The reviews are not good:
From the CA3 blog: “Posner has made a terrible mistake in publishing this book.”
And from Amazon: “Reading this book is similar to being stuck on a transcontinental flight sitting next to someone who wants you to know all the details about how unfairly he was treated at the job from which he just retired. After reading this book, you will think twice before embarrassing yourself by posting on Facebook that rant to get even with someone you feel has wronged you. That is the valuable lesson to be learned from the very inexpensive Kindle edition of this book. If you buy the print edition (much more expensive), look at yourself in a mirror and say “sucker”. You have gotten an extra lesson from spending $12.”
The book may also raise significant ethics issues, beyond the normal breach of workplace decorum.

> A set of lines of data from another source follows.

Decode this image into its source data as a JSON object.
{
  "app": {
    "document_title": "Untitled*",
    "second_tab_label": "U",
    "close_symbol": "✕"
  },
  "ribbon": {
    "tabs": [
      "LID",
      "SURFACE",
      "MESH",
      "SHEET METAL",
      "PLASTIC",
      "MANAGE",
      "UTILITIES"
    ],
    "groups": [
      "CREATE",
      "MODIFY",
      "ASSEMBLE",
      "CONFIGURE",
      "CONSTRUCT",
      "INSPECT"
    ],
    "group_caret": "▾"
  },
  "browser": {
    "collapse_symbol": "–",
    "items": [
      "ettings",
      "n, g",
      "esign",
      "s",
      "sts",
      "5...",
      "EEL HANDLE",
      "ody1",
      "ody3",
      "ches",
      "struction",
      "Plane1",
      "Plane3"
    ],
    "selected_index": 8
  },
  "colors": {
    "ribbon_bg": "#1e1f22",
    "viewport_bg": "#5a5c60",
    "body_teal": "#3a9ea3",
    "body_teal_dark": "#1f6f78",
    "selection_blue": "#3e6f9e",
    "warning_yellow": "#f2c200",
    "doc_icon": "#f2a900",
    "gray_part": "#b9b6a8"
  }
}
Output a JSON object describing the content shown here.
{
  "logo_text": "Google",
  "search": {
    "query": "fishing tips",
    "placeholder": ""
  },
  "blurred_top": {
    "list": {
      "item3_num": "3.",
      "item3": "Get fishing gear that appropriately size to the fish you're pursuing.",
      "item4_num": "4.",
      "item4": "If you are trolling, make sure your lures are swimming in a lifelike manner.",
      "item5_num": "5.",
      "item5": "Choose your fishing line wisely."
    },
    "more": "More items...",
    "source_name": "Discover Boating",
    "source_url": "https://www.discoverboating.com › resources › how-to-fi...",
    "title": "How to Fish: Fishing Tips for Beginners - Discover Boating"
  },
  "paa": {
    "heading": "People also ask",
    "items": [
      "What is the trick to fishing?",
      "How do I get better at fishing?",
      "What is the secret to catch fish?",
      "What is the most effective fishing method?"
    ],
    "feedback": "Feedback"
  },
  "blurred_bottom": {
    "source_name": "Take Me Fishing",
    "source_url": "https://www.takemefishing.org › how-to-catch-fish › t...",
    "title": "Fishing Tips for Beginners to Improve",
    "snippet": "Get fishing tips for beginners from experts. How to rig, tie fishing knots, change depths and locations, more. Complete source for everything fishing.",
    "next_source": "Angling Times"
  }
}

Judge Posner surely does not care about any of this, especially if the notoriety gets people talking about the issues surrounding pro se litigation and courtroom cameras. But even those supportive of Posner’s positions on these issues (among whom I include myself) have to wonder if this was the most constructive way to address them.